- Task to complete: In the material below, find all lines with the string "您购买的商品需要您提供核销码后为您发送卡密" and copy them.

____

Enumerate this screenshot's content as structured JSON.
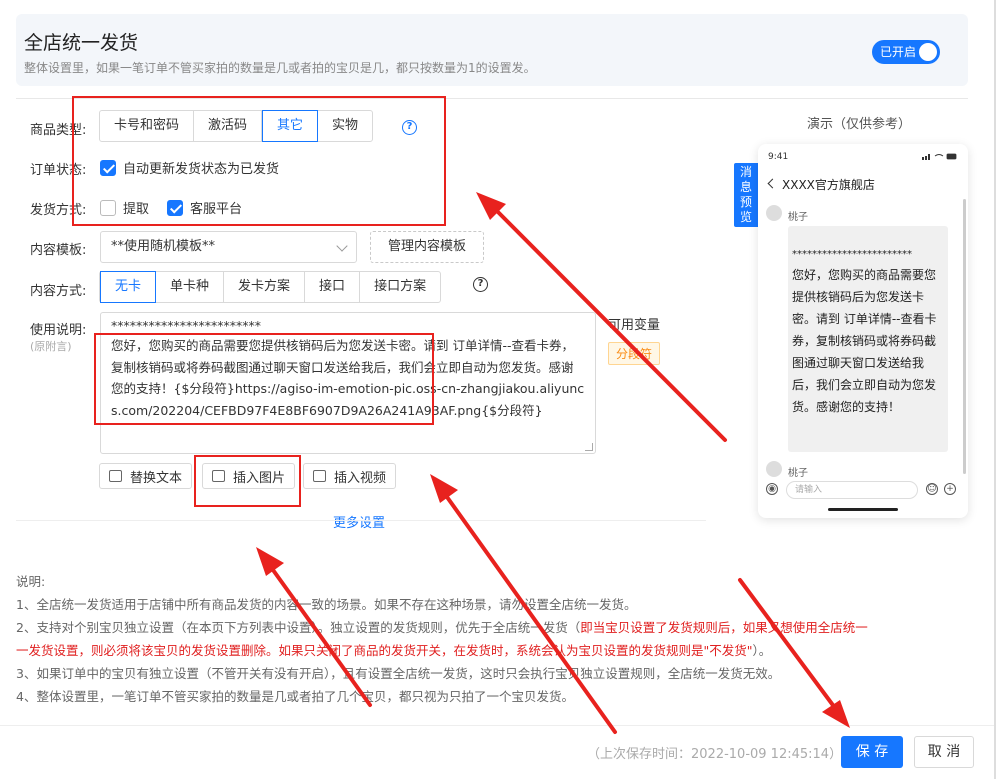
{
  "header": {
    "title": "全店统一发货",
    "subtitle": "整体设置里，如果一笔订单不管买家拍的数量是几或者拍的宝贝是几，都只按数量为1的设置发。",
    "toggle_label": "已开启"
  },
  "form": {
    "product_type": {
      "label": "商品类型:",
      "options": [
        "卡号和密码",
        "激活码",
        "其它",
        "实物"
      ],
      "active": "其它"
    },
    "order_status": {
      "label": "订单状态:",
      "checkbox_label": "自动更新发货状态为已发货"
    },
    "delivery_method": {
      "label": "发货方式:",
      "opt1": "提取",
      "opt2": "客服平台"
    },
    "content_template": {
      "label": "内容模板:",
      "selected": "**使用随机模板**",
      "manage_button": "管理内容模板"
    },
    "content_mode": {
      "label": "内容方式:",
      "options": [
        "无卡",
        "单卡种",
        "发卡方案",
        "接口",
        "接口方案"
      ],
      "active": "无卡"
    },
    "instructions": {
      "label": "使用说明:",
      "sub_label": "(原附言)",
      "text_stars": "************************",
      "text_body": "您好，您购买的商品需要您提供核销码后为您发送卡密。请到 订单详情--查看卡券，复制核销码或将券码截图通过聊天窗口发送给我后，我们会立即自动为您发货。感谢您的支持！{$分段符}https://agiso-im-emotion-pic.oss-cn-zhangjiakou.aliyuncs.com/202204/CEFBD97F4E8BF6907D9A26A241A93AF.png{$分段符}"
    },
    "variables": {
      "title": "可用变量",
      "tag": "分段符"
    },
    "tools": {
      "replace_text": "替换文本",
      "insert_image": "插入图片",
      "insert_video": "插入视频"
    },
    "more_settings": "更多设置"
  },
  "notes": {
    "title": "说明:",
    "line1": "1、全店统一发货适用于店铺中所有商品发货的内容一致的场景。如果不存在这种场景，请勿设置全店统一发货。",
    "line2a": "2、支持对个别宝贝独立设置（在本页下方列表中设置）。独立设置的发货规则，优先于全店统一发货（",
    "line2b": "即当宝贝设置了发货规则后，如果又想使用全店统一",
    "line2c": "一发货设置，则必须将该宝贝的发货设置删除。如果只关闭了商品的发货开关，在发货时，系统会认为宝贝设置的发货规则是\"不发货\"",
    "line2d": "）。",
    "line3": "3、如果订单中的宝贝有独立设置（不管开关有没有开启），且有设置全店统一发货，这时只会执行宝贝独立设置规则，全店统一发货无效。",
    "line4": "4、整体设置里，一笔订单不管买家拍的数量是几或者拍了几个宝贝，都只视为只拍了一个宝贝发货。"
  },
  "footer": {
    "saved_time": "（上次保存时间：2022-10-09 12:45:14）",
    "save": "保 存",
    "cancel": "取 消"
  },
  "demo": {
    "title": "演示（仅供参考）",
    "preview_tab": [
      "消",
      "息",
      "预",
      "览"
    ],
    "time": "9:41",
    "shop_name": "XXXX官方旗舰店",
    "user_name": "桃子",
    "bubble_stars": "************************",
    "bubble_text": "您好，您购买的商品需要您提供核销码后为您发送卡密。请到 订单详情--查看卡券，复制核销码或将券码截图通过聊天窗口发送给我后，我们会立即自动为您发货。感谢您的支持！",
    "user_name2": "桃子",
    "input_placeholder": "请输入"
  }
}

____

- Solution to this exercise:
      "text_body": "您好，您购买的商品需要您提供核销码后为您发送卡密。请到 订单详情--查看卡券，复制核销码或将券码截图通过聊天窗口发送给我后，我们会立即自动为您发货。感谢您的支持！{$分段符}https://agiso-im-emotion-pic.oss-cn-zhangjiakou.aliyuncs.com/202204/CEFBD97F4E8BF6907D9A26A241A93AF.png{$分段符}"
    "bubble_text": "您好，您购买的商品需要您提供核销码后为您发送卡密。请到 订单详情--查看卡券，复制核销码或将券码截图通过聊天窗口发送给我后，我们会立即自动为您发货。感谢您的支持！",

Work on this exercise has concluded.